> _Task brief_: Reproduce the entries that follow exactly, dropping each image.

> _Dataset records_:
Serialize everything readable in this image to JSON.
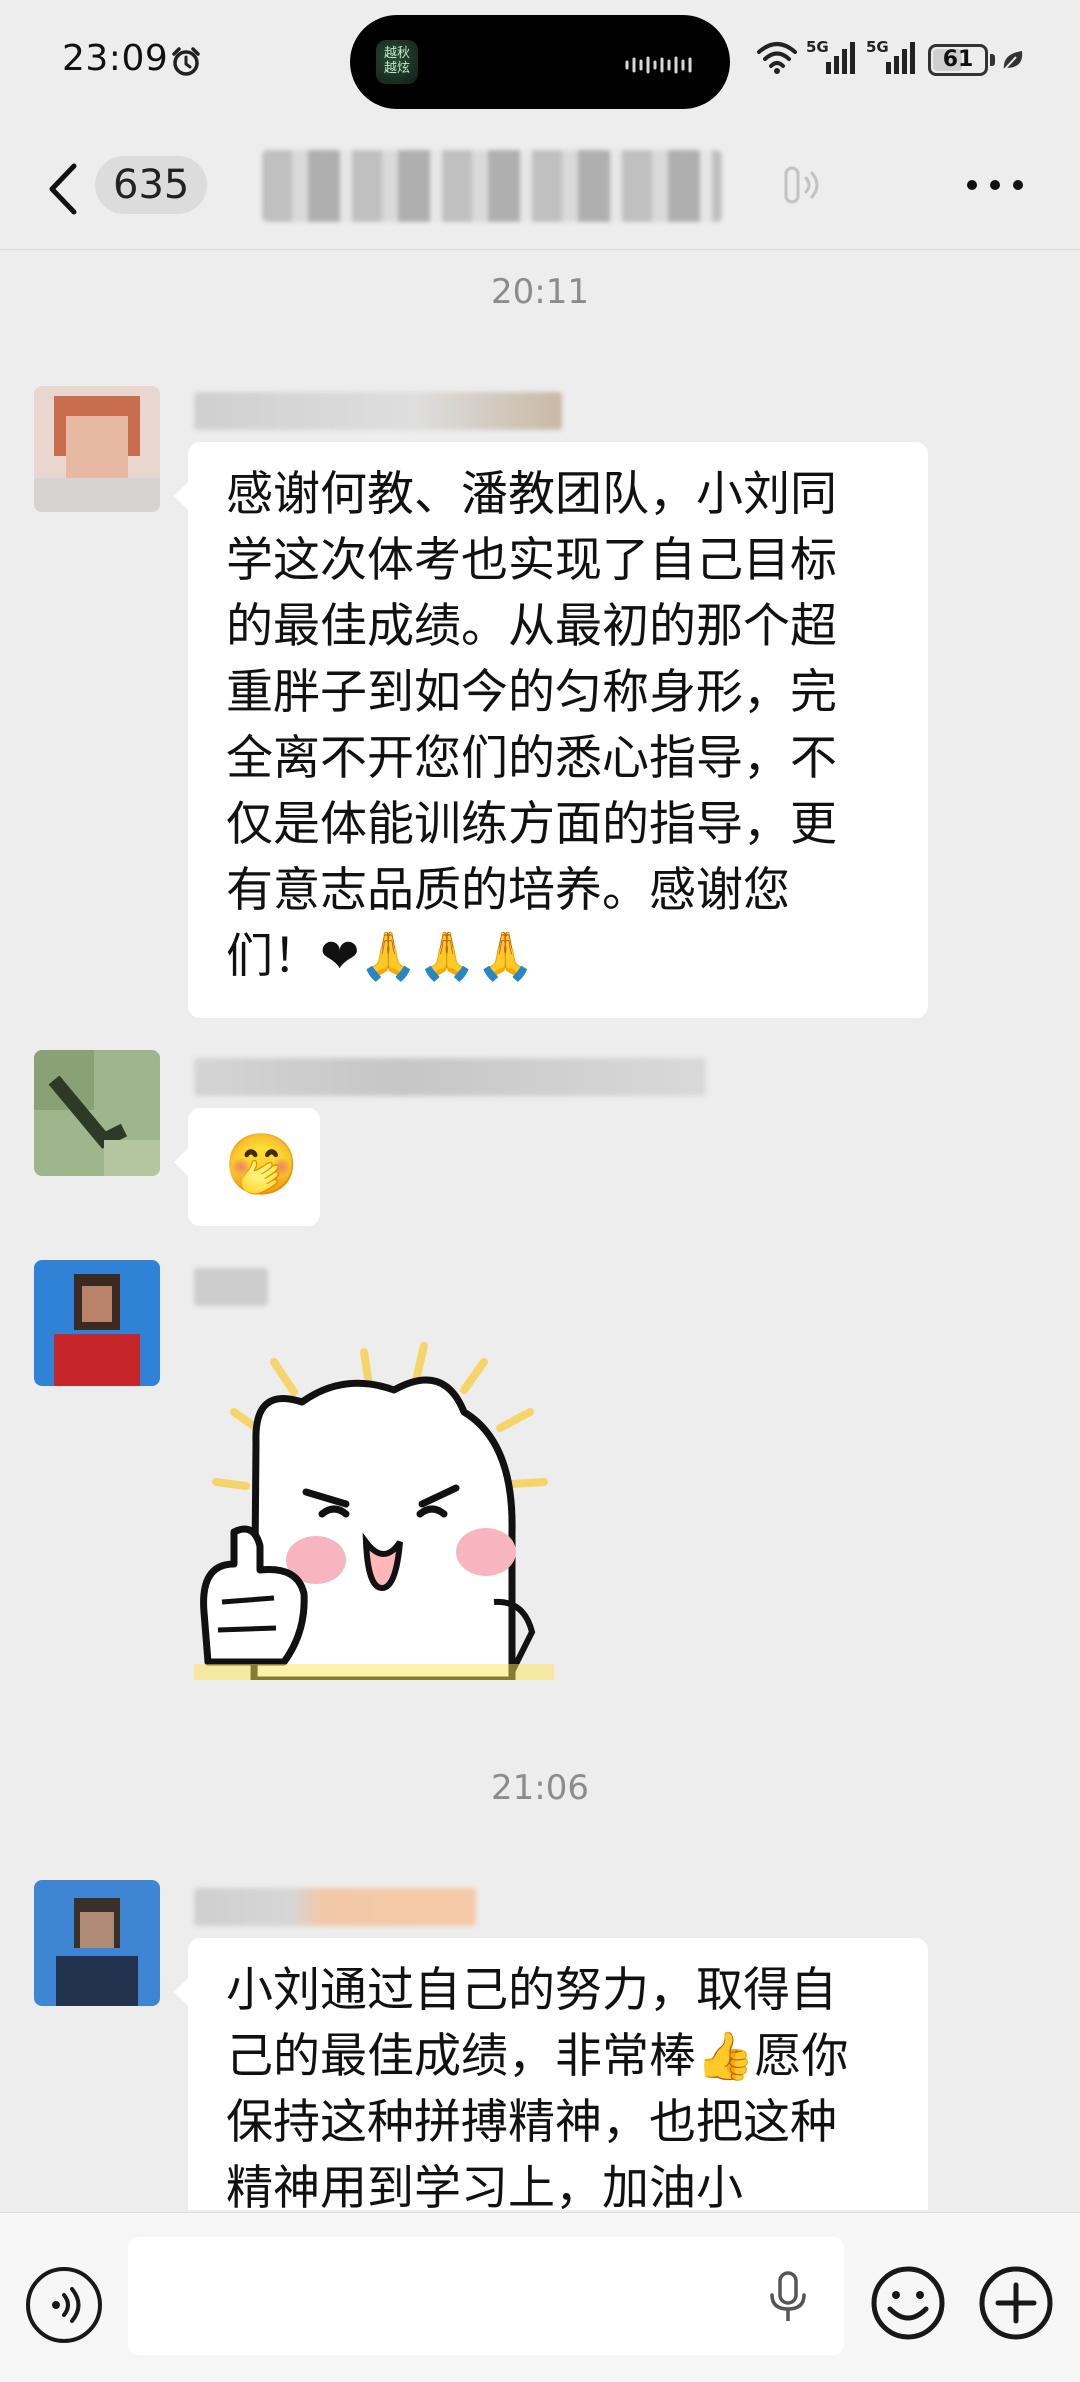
{
  "status_bar": {
    "time": "23:09",
    "island_app_label": "越秋\n越炫",
    "signal_1_label": "5G",
    "signal_2_label": "5G",
    "battery_level": "61",
    "battery_fraction": 0.61
  },
  "header": {
    "unread_count": "635",
    "group_title": "",
    "icons": [
      "back-chevron-icon",
      "voice-mode-icon",
      "more-icon"
    ]
  },
  "chat": {
    "timestamps": [
      "20:11",
      "21:06"
    ],
    "messages": [
      {
        "sender": "",
        "text": "感谢何教、潘教团队，小刘同\n学这次体考也实现了自己目标\n的最佳成绩。从最初的那个超\n重胖子到如今的匀称身形，完\n全离不开您们的悉心指导，不\n仅是体能训练方面的指导，更\n有意志品质的培养。感谢您\n们！❤🙏🙏🙏"
      },
      {
        "sender": "",
        "text": "🤭"
      },
      {
        "sender": "",
        "sticker": "thumbs-up-cat-sticker"
      },
      {
        "sender": "",
        "text": "小刘通过自己的努力，取得自\n己的最佳成绩，非常棒👍愿你\n保持这种拼搏精神，也把这种\n精神用到学习上，加油小"
      }
    ]
  },
  "input_bar": {
    "message_value": "",
    "message_placeholder": "",
    "icons": [
      "voice-toggle-icon",
      "microphone-icon",
      "emoji-icon",
      "plus-icon"
    ]
  },
  "colors": {
    "background": "#ededed",
    "bubble": "#ffffff",
    "timestamp": "#8c8c8c",
    "heart": "#e8455d",
    "pray": "#f4b63a"
  }
}
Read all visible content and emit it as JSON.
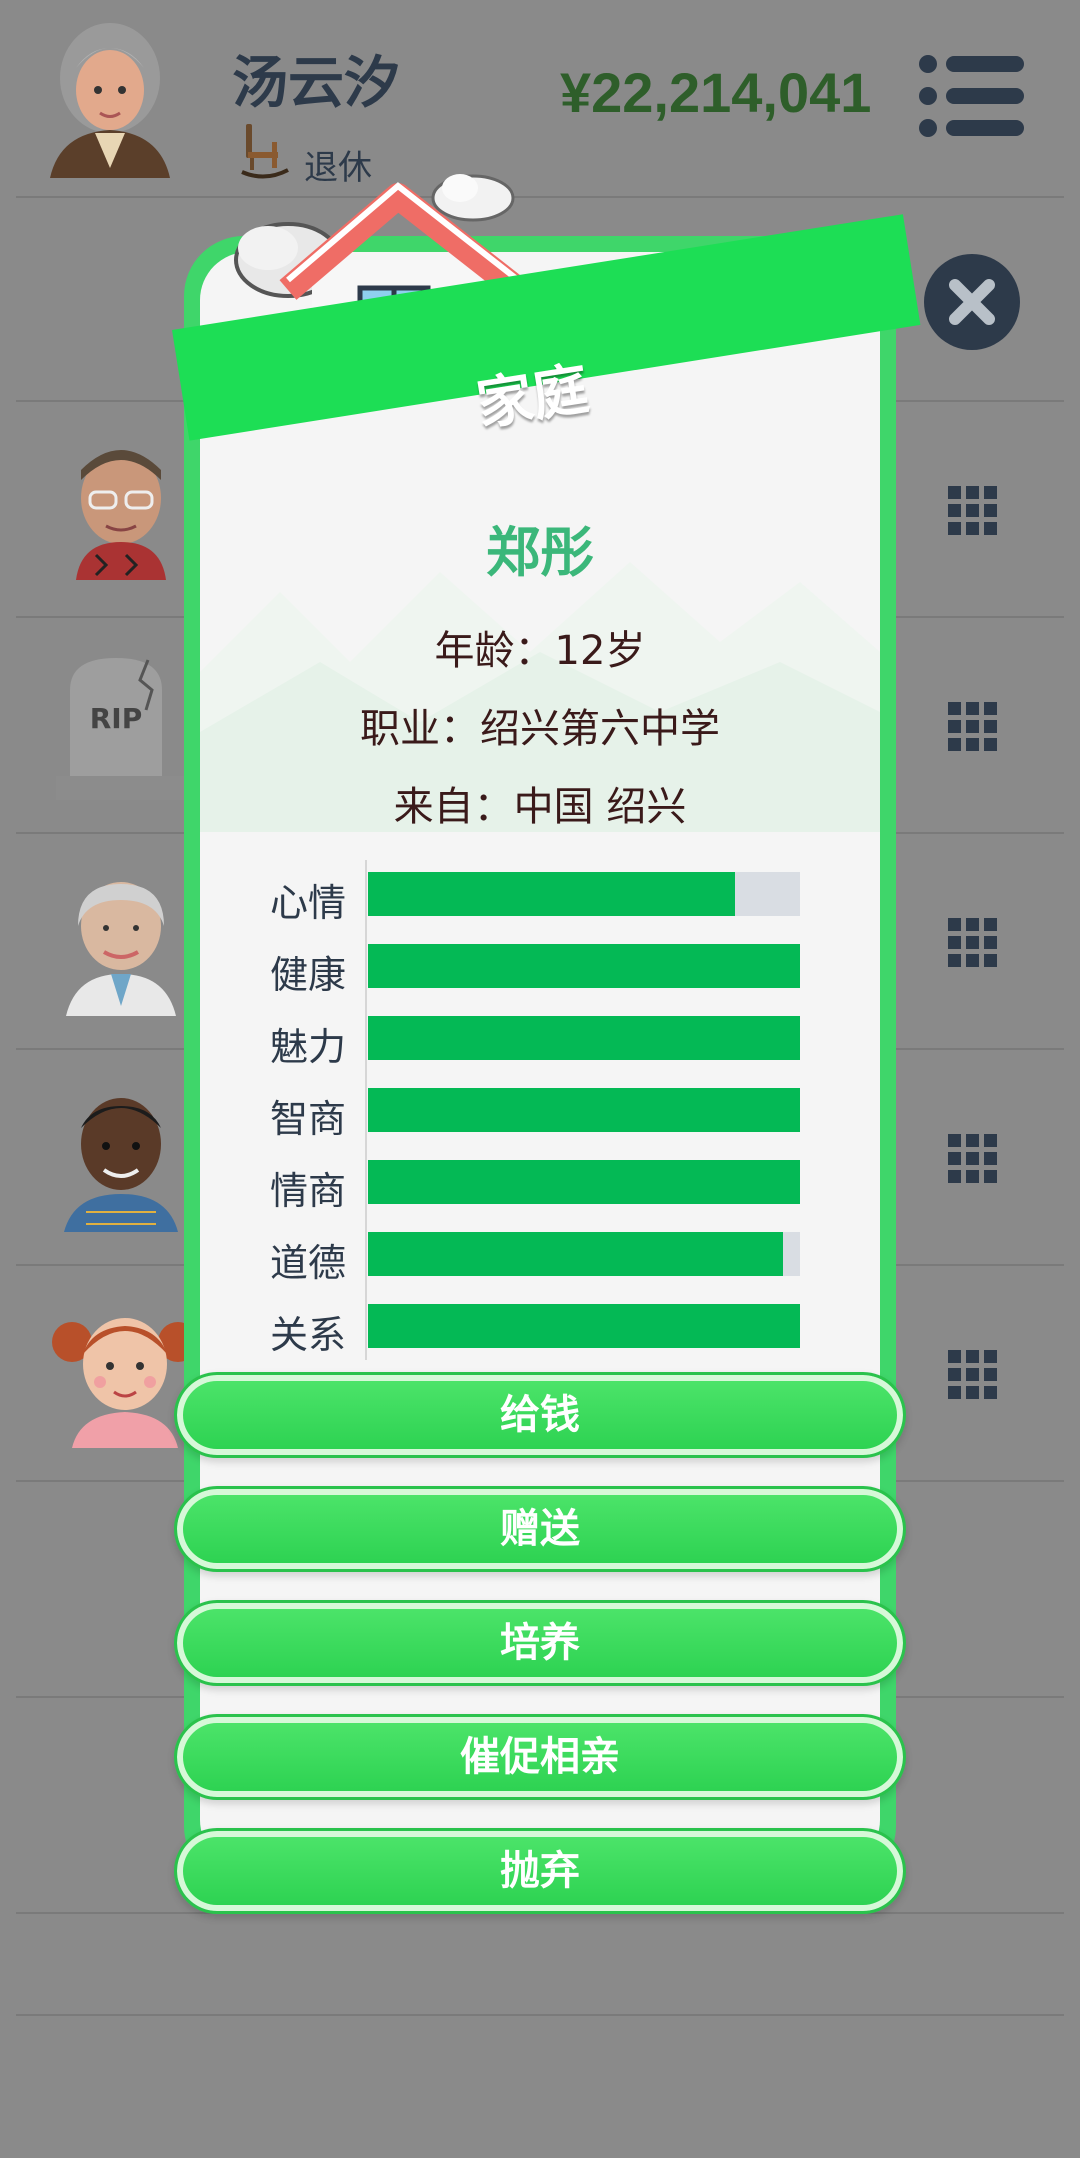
{
  "header": {
    "player_name": "汤云汐",
    "status": "退休",
    "money": "¥22,214,041"
  },
  "modal": {
    "title": "家庭",
    "child": {
      "name": "郑彤",
      "age_line": "年龄：12岁",
      "job_line": "职业：绍兴第六中学",
      "from_line": "来自：中国 绍兴"
    },
    "stats": [
      {
        "label": "心情",
        "value": 0.85
      },
      {
        "label": "健康",
        "value": 1.0
      },
      {
        "label": "魅力",
        "value": 1.0
      },
      {
        "label": "智商",
        "value": 1.0
      },
      {
        "label": "情商",
        "value": 1.0
      },
      {
        "label": "道德",
        "value": 0.96
      },
      {
        "label": "关系",
        "value": 1.0
      }
    ],
    "actions": [
      "给钱",
      "赠送",
      "培养",
      "催促相亲",
      "抛弃"
    ]
  },
  "background_rows": {
    "tombstone_text": "RIP"
  },
  "colors": {
    "accent_green": "#1dde55",
    "bar_fill": "#04b955",
    "bar_track": "#d9dde3",
    "name_green": "#3bb77a",
    "money_green": "#2e5e2a"
  },
  "icons": {
    "menu": "hamburger-icon",
    "close": "close-icon",
    "row_action": "grid-icon",
    "status": "rocking-chair-icon"
  }
}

> _Expected answer_:
Serialize everything readable in this image to JSON.
{
  "status_bar": {
    "time": "23:09",
    "island_app_label": "越秋\n越炫",
    "signal_1_label": "5G",
    "signal_2_label": "5G",
    "battery_level": "61",
    "battery_fraction": 0.61
  },
  "header": {
    "unread_count": "635",
    "group_title": "",
    "icons": [
      "back-chevron-icon",
      "voice-mode-icon",
      "more-icon"
    ]
  },
  "chat": {
    "timestamps": [
      "20:11",
      "21:06"
    ],
    "messages": [
      {
        "sender": "",
        "text": "感谢何教、潘教团队，小刘同\n学这次体考也实现了自己目标\n的最佳成绩。从最初的那个超\n重胖子到如今的匀称身形，完\n全离不开您们的悉心指导，不\n仅是体能训练方面的指导，更\n有意志品质的培养。感谢您\n们！❤🙏🙏🙏"
      },
      {
        "sender": "",
        "text": "🤭"
      },
      {
        "sender": "",
        "sticker": "thumbs-up-cat-sticker"
      },
      {
        "sender": "",
        "text": "小刘通过自己的努力，取得自\n己的最佳成绩，非常棒👍愿你\n保持这种拼搏精神，也把这种\n精神用到学习上，加油小"
      }
    ]
  },
  "input_bar": {
    "message_value": "",
    "message_placeholder": "",
    "icons": [
      "voice-toggle-icon",
      "microphone-icon",
      "emoji-icon",
      "plus-icon"
    ]
  },
  "colors": {
    "background": "#ededed",
    "bubble": "#ffffff",
    "timestamp": "#8c8c8c",
    "heart": "#e8455d",
    "pray": "#f4b63a"
  }
}
Read all visible content and emit it as JSON.
{
  "header": {
    "player_name": "汤云汐",
    "status": "退休",
    "money": "¥22,214,041"
  },
  "modal": {
    "title": "家庭",
    "child": {
      "name": "郑彤",
      "age_line": "年龄：12岁",
      "job_line": "职业：绍兴第六中学",
      "from_line": "来自：中国 绍兴"
    },
    "stats": [
      {
        "label": "心情",
        "value": 0.85
      },
      {
        "label": "健康",
        "value": 1.0
      },
      {
        "label": "魅力",
        "value": 1.0
      },
      {
        "label": "智商",
        "value": 1.0
      },
      {
        "label": "情商",
        "value": 1.0
      },
      {
        "label": "道德",
        "value": 0.96
      },
      {
        "label": "关系",
        "value": 1.0
      }
    ],
    "actions": [
      "给钱",
      "赠送",
      "培养",
      "催促相亲",
      "抛弃"
    ]
  },
  "background_rows": {
    "tombstone_text": "RIP"
  },
  "colors": {
    "accent_green": "#1dde55",
    "bar_fill": "#04b955",
    "bar_track": "#d9dde3",
    "name_green": "#3bb77a",
    "money_green": "#2e5e2a"
  },
  "icons": {
    "menu": "hamburger-icon",
    "close": "close-icon",
    "row_action": "grid-icon",
    "status": "rocking-chair-icon"
  }
}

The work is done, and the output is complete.